RECORDS FOR THE EXERCISE -

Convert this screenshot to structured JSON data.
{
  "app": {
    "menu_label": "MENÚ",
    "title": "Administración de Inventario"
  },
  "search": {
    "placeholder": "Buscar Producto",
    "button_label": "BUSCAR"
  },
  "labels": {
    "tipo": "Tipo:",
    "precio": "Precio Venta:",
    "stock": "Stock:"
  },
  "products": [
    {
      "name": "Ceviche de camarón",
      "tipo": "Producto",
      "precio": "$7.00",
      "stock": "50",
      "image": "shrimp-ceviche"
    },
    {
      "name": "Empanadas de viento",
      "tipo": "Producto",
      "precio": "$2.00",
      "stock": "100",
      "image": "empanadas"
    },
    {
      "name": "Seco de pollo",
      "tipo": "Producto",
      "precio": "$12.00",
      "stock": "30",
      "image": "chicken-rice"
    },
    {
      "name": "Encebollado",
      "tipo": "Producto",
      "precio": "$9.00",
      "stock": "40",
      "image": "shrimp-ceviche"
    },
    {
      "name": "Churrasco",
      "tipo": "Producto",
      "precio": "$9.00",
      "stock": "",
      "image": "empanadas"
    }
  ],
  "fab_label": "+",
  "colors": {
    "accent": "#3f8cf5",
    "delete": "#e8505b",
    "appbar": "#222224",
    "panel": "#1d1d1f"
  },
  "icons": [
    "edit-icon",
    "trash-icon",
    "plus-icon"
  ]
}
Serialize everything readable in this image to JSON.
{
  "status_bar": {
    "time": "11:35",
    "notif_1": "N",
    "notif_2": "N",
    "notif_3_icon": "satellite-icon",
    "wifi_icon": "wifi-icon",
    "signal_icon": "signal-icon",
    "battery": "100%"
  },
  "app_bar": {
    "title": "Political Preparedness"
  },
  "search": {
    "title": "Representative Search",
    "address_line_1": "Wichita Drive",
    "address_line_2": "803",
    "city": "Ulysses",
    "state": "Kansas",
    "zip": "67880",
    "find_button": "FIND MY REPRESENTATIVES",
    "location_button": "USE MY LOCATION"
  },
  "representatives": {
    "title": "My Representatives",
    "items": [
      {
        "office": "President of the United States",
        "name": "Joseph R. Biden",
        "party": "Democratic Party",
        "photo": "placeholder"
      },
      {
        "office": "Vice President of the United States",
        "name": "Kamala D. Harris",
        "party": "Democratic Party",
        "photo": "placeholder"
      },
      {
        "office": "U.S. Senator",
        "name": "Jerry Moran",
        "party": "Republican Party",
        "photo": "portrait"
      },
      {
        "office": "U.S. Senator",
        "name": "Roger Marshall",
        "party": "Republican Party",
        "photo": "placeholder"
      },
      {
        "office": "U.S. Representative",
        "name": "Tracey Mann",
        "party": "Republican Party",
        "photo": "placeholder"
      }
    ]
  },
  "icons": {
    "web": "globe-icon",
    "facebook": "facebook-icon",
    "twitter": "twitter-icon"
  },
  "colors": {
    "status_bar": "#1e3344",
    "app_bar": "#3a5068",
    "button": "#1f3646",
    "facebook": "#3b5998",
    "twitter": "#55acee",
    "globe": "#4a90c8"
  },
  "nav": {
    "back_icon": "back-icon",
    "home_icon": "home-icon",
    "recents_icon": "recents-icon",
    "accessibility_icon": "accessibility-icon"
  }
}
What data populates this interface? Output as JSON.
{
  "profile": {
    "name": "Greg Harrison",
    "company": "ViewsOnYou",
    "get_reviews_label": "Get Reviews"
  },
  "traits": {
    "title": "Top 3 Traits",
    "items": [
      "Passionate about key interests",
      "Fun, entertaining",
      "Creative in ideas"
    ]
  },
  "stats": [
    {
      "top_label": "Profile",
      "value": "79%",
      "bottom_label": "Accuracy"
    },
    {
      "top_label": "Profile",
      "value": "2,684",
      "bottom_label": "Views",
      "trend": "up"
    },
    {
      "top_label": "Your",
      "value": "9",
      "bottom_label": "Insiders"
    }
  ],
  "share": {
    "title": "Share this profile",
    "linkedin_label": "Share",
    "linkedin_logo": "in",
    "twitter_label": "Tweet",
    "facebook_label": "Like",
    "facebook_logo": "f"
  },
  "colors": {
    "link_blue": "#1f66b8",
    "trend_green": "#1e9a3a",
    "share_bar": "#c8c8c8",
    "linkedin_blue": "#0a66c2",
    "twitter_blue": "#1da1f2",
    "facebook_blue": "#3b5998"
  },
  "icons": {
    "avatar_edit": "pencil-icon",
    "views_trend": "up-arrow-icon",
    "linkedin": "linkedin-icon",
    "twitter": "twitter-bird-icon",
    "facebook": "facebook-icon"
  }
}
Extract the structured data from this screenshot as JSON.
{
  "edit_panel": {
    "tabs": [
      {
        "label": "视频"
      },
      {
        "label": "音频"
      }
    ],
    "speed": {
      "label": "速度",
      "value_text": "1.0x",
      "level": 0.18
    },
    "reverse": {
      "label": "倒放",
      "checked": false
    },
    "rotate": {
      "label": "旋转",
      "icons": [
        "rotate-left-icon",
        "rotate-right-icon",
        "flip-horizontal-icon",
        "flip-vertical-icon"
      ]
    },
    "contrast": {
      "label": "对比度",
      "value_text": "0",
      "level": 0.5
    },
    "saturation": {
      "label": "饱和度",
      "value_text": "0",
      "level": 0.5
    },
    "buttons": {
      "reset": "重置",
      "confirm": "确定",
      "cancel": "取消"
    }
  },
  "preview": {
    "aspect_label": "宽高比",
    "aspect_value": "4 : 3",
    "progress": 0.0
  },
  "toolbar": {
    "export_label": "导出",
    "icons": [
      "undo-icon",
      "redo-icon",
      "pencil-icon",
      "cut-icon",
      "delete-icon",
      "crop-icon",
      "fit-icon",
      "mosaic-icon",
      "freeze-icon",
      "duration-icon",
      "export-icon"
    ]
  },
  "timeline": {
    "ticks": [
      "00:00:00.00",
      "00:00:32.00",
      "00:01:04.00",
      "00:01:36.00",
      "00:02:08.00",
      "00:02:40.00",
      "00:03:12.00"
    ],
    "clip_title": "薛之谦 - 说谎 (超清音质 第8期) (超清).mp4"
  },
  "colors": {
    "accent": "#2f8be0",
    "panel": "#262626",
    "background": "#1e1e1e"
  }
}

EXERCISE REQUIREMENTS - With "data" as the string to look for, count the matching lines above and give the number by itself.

RESULT OF THIS EXERCISE - 3